Project management is an art which has to be understood both in terms of theory and practical application to be utilised in a successful way. There are dozens (sometimes thousands) of things that can go wrong on any project, from small integration processes to the biggest engineering projects in the world. It is the project manager’s responsibility to ensure that they are dealt with as quickly as possible with as little disruption caused to the project as possible.
There are a lot of good project managers, but not many great ones – how can you elevate what you do to ensure that you’re a level above everyone else working in the project management field?
Be proactive, not reactive
Good project managers plan for problems before they occur, rather than waiting for them to happen and then dealing with them. Coming up with solutions ahead of time helps keep the project to its deadlines.
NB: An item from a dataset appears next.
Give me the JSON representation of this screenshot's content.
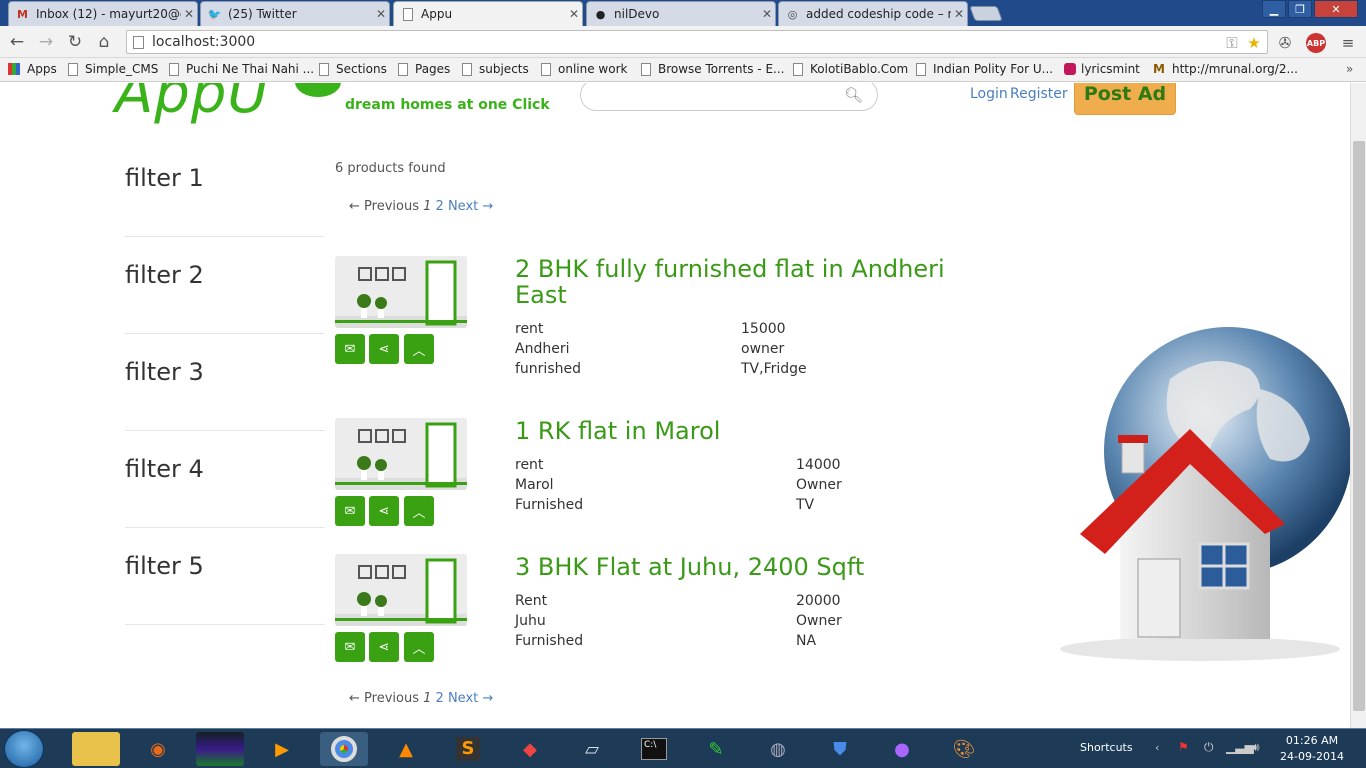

It’s important to remember that certain tasks within the project will need to be completed before further work can be started. Proper scheduling of the different parts of the project will avoid any dependency-based delays.
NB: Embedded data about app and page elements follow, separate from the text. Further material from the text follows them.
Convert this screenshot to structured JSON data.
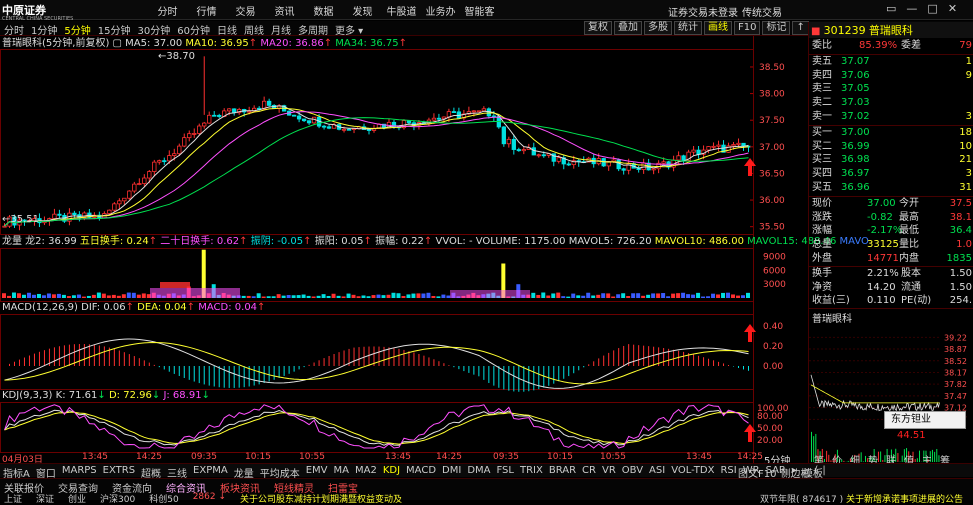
{
  "app": {
    "logo_text": "中原证券",
    "logo_sub": "CENTRAL CHINA SECURITIES",
    "menu": [
      "分时",
      "行情",
      "交易",
      "资讯",
      "数据",
      "发现",
      "牛股道",
      "业务办理",
      "智能客服"
    ],
    "status": "证券交易未登录",
    "mode": "传统交易",
    "window_buttons": [
      "▭",
      "—",
      "□",
      "✕"
    ]
  },
  "toolbar": {
    "periods": [
      {
        "label": "分时",
        "active": false
      },
      {
        "label": "1分钟",
        "active": false
      },
      {
        "label": "5分钟",
        "active": true
      },
      {
        "label": "15分钟",
        "active": false
      },
      {
        "label": "30分钟",
        "active": false
      },
      {
        "label": "60分钟",
        "active": false
      },
      {
        "label": "日线",
        "active": false
      },
      {
        "label": "周线",
        "active": false
      },
      {
        "label": "月线",
        "active": false
      },
      {
        "label": "多周期",
        "active": false
      },
      {
        "label": "更多 ▾",
        "active": false
      }
    ],
    "tools": [
      {
        "label": "复权",
        "active": false
      },
      {
        "label": "叠加",
        "active": false
      },
      {
        "label": "多股",
        "active": false
      },
      {
        "label": "统计",
        "active": false
      },
      {
        "label": "画线",
        "active": true
      },
      {
        "label": "F10",
        "active": false
      },
      {
        "label": "标记",
        "active": false
      },
      {
        "label": "↑",
        "active": false
      }
    ]
  },
  "kline": {
    "title": "普瑞眼科(5分钟,前复权)",
    "ma5": "MA5: 37.00",
    "ma10": "MA10: 36.95",
    "ma20": "MA20: 36.86",
    "ma34": "MA34: 36.75",
    "high_label": "38.70",
    "low_label": "35.51",
    "yticks": [
      "38.50",
      "38.00",
      "37.50",
      "37.00",
      "36.50",
      "36.00",
      "35.50"
    ]
  },
  "vol": {
    "title": "龙量 龙2: 36.99",
    "items": [
      {
        "label": "五日换手: 0.24",
        "color": "#ffff30"
      },
      {
        "label": "二十日换手: 0.62",
        "color": "#ff50ff"
      },
      {
        "label": "振阴: -0.05",
        "color": "#00e0e0"
      },
      {
        "label": "振阳: 0.05",
        "color": "#ddd"
      },
      {
        "label": "振幅: 0.22",
        "color": "#ddd"
      },
      {
        "label": "VVOL: - VOLUME: 1175.00",
        "color": "#ddd"
      },
      {
        "label": "MAVOL5: 726.20",
        "color": "#ddd"
      },
      {
        "label": "MAVOL10: 486.00",
        "color": "#ffff30"
      },
      {
        "label": "MAVOL15: 488.46",
        "color": "#00e050"
      },
      {
        "label": "MAVO",
        "color": "#3a7cff"
      }
    ],
    "yticks": [
      "9000",
      "6000",
      "3000"
    ]
  },
  "macd": {
    "title": "MACD(12,26,9)",
    "dif": "DIF: 0.06",
    "dea": "DEA: 0.04",
    "macd": "MACD: 0.04",
    "yticks": [
      "0.40",
      "0.20",
      "0.00"
    ]
  },
  "kdj": {
    "title": "KDJ(9,3,3)",
    "k": "K: 71.61",
    "d": "D: 72.96",
    "j": "J: 68.91",
    "yticks": [
      "100.00",
      "80.00",
      "50.00",
      "20.00"
    ]
  },
  "xaxis": {
    "labels": [
      "04月03日",
      "13:45",
      "14:25",
      "09:35",
      "10:15",
      "10:55",
      "13:45",
      "14:25",
      "09:35",
      "10:15",
      "10:55",
      "13:45",
      "14:25"
    ],
    "right_label": "5分钟"
  },
  "quote": {
    "code": "301239",
    "name": "普瑞眼科",
    "weibi_label": "委比",
    "weibi": "85.39%",
    "weicha_label": "委差",
    "weicha": "79",
    "asks": [
      {
        "label": "卖五",
        "price": "37.07",
        "vol": "1"
      },
      {
        "label": "卖四",
        "price": "37.06",
        "vol": "9"
      },
      {
        "label": "卖三",
        "price": "37.05",
        "vol": ""
      },
      {
        "label": "卖二",
        "price": "37.03",
        "vol": ""
      },
      {
        "label": "卖一",
        "price": "37.02",
        "vol": "3"
      }
    ],
    "bids": [
      {
        "label": "买一",
        "price": "37.00",
        "vol": "18"
      },
      {
        "label": "买二",
        "price": "36.99",
        "vol": "10"
      },
      {
        "label": "买三",
        "price": "36.98",
        "vol": "21"
      },
      {
        "label": "买四",
        "price": "36.97",
        "vol": "3"
      },
      {
        "label": "买五",
        "price": "36.96",
        "vol": "31"
      }
    ],
    "stats": [
      {
        "l1": "现价",
        "v1": "37.00",
        "c1": "grn",
        "l2": "今开",
        "v2": "37.5",
        "c2": "red"
      },
      {
        "l1": "涨跌",
        "v1": "-0.82",
        "c1": "grn",
        "l2": "最高",
        "v2": "38.1",
        "c2": "red"
      },
      {
        "l1": "涨幅",
        "v1": "-2.17%",
        "c1": "grn",
        "l2": "最低",
        "v2": "36.4",
        "c2": "grn"
      },
      {
        "l1": "总量",
        "v1": "33125",
        "c1": "yel",
        "l2": "量比",
        "v2": "1.0",
        "c2": "red"
      },
      {
        "l1": "外盘",
        "v1": "14771",
        "c1": "red",
        "l2": "内盘",
        "v2": "1835",
        "c2": "grn"
      }
    ],
    "stats2": [
      {
        "l1": "换手",
        "v1": "2.21%",
        "l2": "股本",
        "v2": "1.50"
      },
      {
        "l1": "净资",
        "v1": "14.20",
        "l2": "流通",
        "v2": "1.50"
      },
      {
        "l1": "收益(三)",
        "v1": "0.110",
        "l2": "PE(动)",
        "v2": "254."
      }
    ]
  },
  "mini": {
    "title": "普瑞眼科",
    "yticks": [
      "39.22",
      "38.87",
      "38.52",
      "38.17",
      "37.82",
      "37.47",
      "37.12",
      "36.77"
    ],
    "tooltip_name": "东方钽业",
    "tooltip_value": "44.51"
  },
  "right_tabs": [
    "笔",
    "价",
    "细",
    "势",
    "联",
    "值",
    "主",
    "筹"
  ],
  "indicators": [
    {
      "label": "指标A",
      "active": false
    },
    {
      "label": "窗口",
      "active": false
    },
    {
      "label": "MARPS",
      "active": false
    },
    {
      "label": "EXTRS",
      "active": false
    },
    {
      "label": "超概",
      "active": false
    },
    {
      "label": "三线",
      "active": false
    },
    {
      "label": "EXPMA",
      "active": false
    },
    {
      "label": "龙量",
      "active": false
    },
    {
      "label": "平均成本",
      "active": false
    },
    {
      "label": "EMV",
      "active": false
    },
    {
      "label": "MA",
      "active": false
    },
    {
      "label": "MA2",
      "active": false
    },
    {
      "label": "KDJ",
      "active": true
    },
    {
      "label": "MACD",
      "active": false
    },
    {
      "label": "DMI",
      "active": false
    },
    {
      "label": "DMA",
      "active": false
    },
    {
      "label": "FSL",
      "active": false
    },
    {
      "label": "TRIX",
      "active": false
    },
    {
      "label": "BRAR",
      "active": false
    },
    {
      "label": "CR",
      "active": false
    },
    {
      "label": "VR",
      "active": false
    },
    {
      "label": "OBV",
      "active": false
    },
    {
      "label": "ASI",
      "active": false
    },
    {
      "label": "VOL-TDX",
      "active": false
    },
    {
      "label": "RSI",
      "active": false
    },
    {
      "label": "WR",
      "active": false
    },
    {
      "label": "SAR",
      "active": false
    },
    {
      "label": "▸",
      "active": false
    },
    {
      "label": "模板",
      "active": false
    }
  ],
  "right_bottom": [
    "图文F10",
    "侧边栏",
    "(",
    "|"
  ],
  "newsbar": [
    "关联报价",
    "交易查询",
    "资金流向",
    "综合资讯",
    "板块资讯",
    "短线精灵",
    "扫雷宝"
  ],
  "newsbar_active": [
    "综合资讯",
    "板块资讯",
    "短线精灵",
    "扫雷宝"
  ],
  "news_line": [
    "上证",
    "深证",
    "创业",
    "沪深300",
    "科创50",
    "2862 ↓",
    "关于公司股东减持计划期满暨权益变动及"
  ],
  "news_right": "双节年限( 874617 )",
  "news_right2": "关于新增承诺事项进展的公告"
}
Remember that people are human
While you’ll be working with project management systems and other pieces of software, remember that people do the work and circumstances might affect their performance. Accommodate them where possible – they’re not machines – but remember that they may not be giving 100% all of the time, which may affect the project as a whole. Support them, don’t berate them.
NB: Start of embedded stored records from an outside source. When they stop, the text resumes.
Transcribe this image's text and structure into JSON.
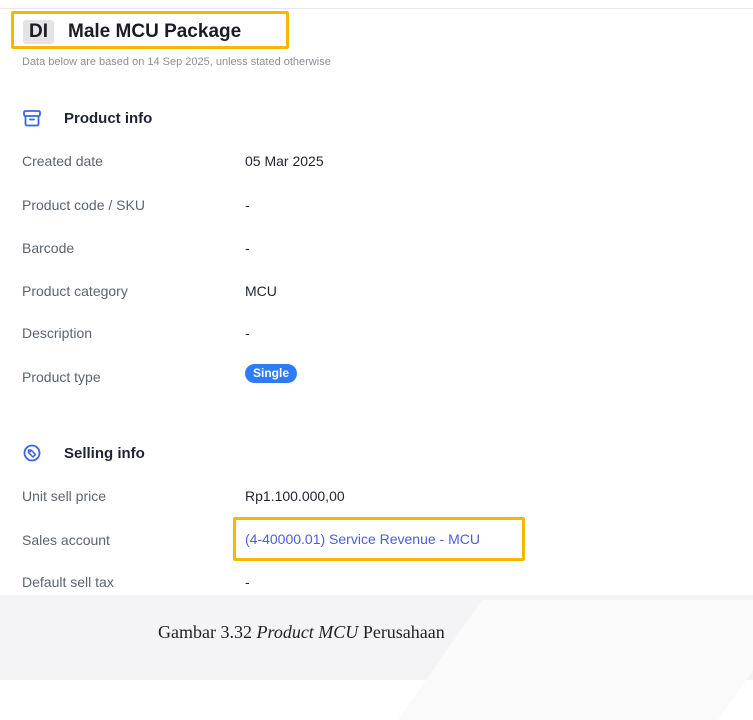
{
  "header": {
    "title_abbr": "DI",
    "title": "Male MCU Package",
    "subtitle": "Data below are based on 14 Sep 2025, unless stated otherwise"
  },
  "product_info": {
    "heading": "Product info",
    "icon": "archive-box-icon",
    "fields": [
      {
        "label": "Created date",
        "value": "05 Mar 2025"
      },
      {
        "label": "Product code / SKU",
        "value": "-"
      },
      {
        "label": "Barcode",
        "value": "-"
      },
      {
        "label": "Product category",
        "value": "MCU"
      },
      {
        "label": "Description",
        "value": "-"
      },
      {
        "label": "Product type",
        "value": "Single"
      }
    ]
  },
  "selling_info": {
    "heading": "Selling info",
    "icon": "price-tag-icon",
    "fields": [
      {
        "label": "Unit sell price",
        "value": "Rp1.100.000,00"
      },
      {
        "label": "Sales account",
        "value": "(4-40000.01) Service Revenue - MCU"
      },
      {
        "label": "Default sell tax",
        "value": "-"
      }
    ]
  },
  "caption": {
    "prefix": "Gambar 3.32 ",
    "italic": "Product MCU",
    "suffix": " Perusahaan"
  },
  "colors": {
    "highlight": "#f5b800",
    "badge": "#2f7bf5",
    "link": "#4a5fd6"
  }
}
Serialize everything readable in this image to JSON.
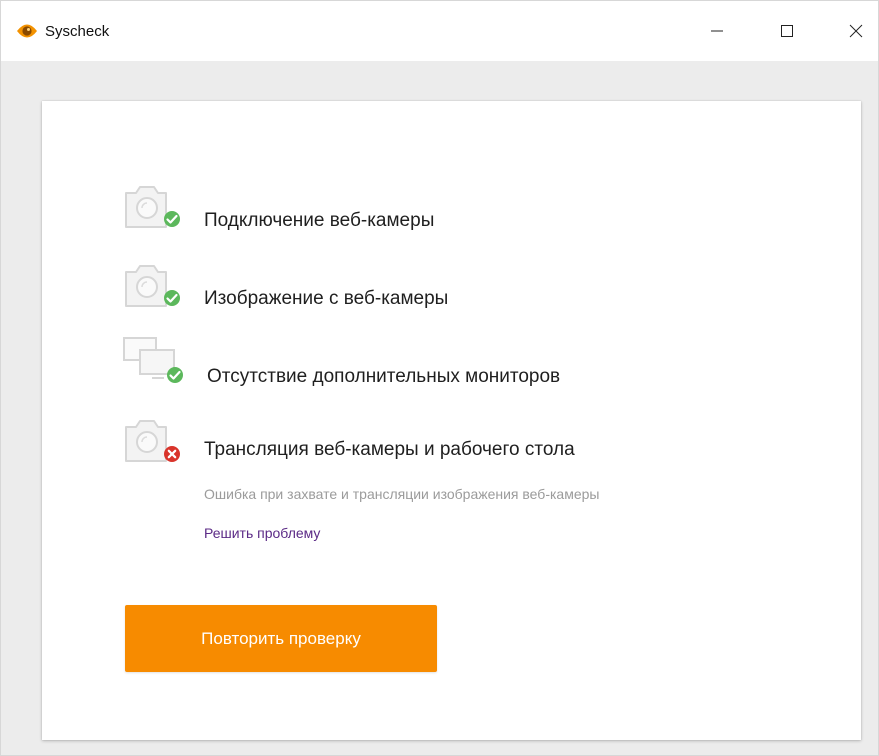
{
  "window": {
    "title": "Syscheck",
    "app_icon": "eye-logo-icon",
    "controls": [
      "minimize-icon",
      "maximize-icon",
      "close-icon"
    ]
  },
  "checks": [
    {
      "label": "Подключение веб-камеры",
      "icon": "webcam-icon",
      "status": "ok"
    },
    {
      "label": "Изображение с веб-камеры",
      "icon": "webcam-icon",
      "status": "ok"
    },
    {
      "label": "Отсутствие дополнительных мониторов",
      "icon": "monitors-icon",
      "status": "ok"
    },
    {
      "label": "Трансляция веб-камеры и рабочего стола",
      "icon": "webcam-icon",
      "status": "error"
    }
  ],
  "error": {
    "message": "Ошибка при захвате и трансляции изображения веб-камеры",
    "fix_link": "Решить проблему"
  },
  "actions": {
    "retry_label": "Повторить проверку"
  },
  "colors": {
    "accent": "#f78b00",
    "ok": "#5cb85c",
    "error": "#d9342b",
    "link": "#5b2a86"
  }
}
Say what you mean
It wavers into micromanagement a tad, but it’s important that no instruction you give is left open to interpretation. This increases the chances of mistakes occurring because you weren’t clear, which can lead to resentment from your team.
Take a step back
Even while ensuring that the tasks to be completed are clear in terms of what you require from them, you shouldn’t be breathing over your team’s collective shoulders and supervising everything they do. You need to stay focused on the big picture rather than getting lost in the details.
Push against those above to protect those below
A great project manager isn’t afraid to take on those above them (the project stakeholders, board members and so on) in order to avoid putting undue pressure on the people actually doing the work. Unreasonable levels of pressure will affect the morale, productivity and quality of work completed, so if too much demand is being placed on employees, you’re the one who has to say something.
Forge strong relationships with your team
As project manager, it’s your job to foster commitment and engagement with the project among the team members below you. The whole team has to be motivated to complete the job to the highest level possible, so you all need to agree on deadlines and communicate openly to ensure that the work gets done on time.
Utilise team members’ strengths
Everyone has strengths, but it can be difficult to focus on utilising them when everyone has weaknesses that have to be dealt with as well. A great project manager will focus on giving people the tasks that play to their strengths and work around their weaknesses.
Stick to deadlines
It should go without saying, but it’s still an issue for a lot of people – if you don’t stick to the deadlines that you may well have had a hand in setting, the project will be off the rails before you know it.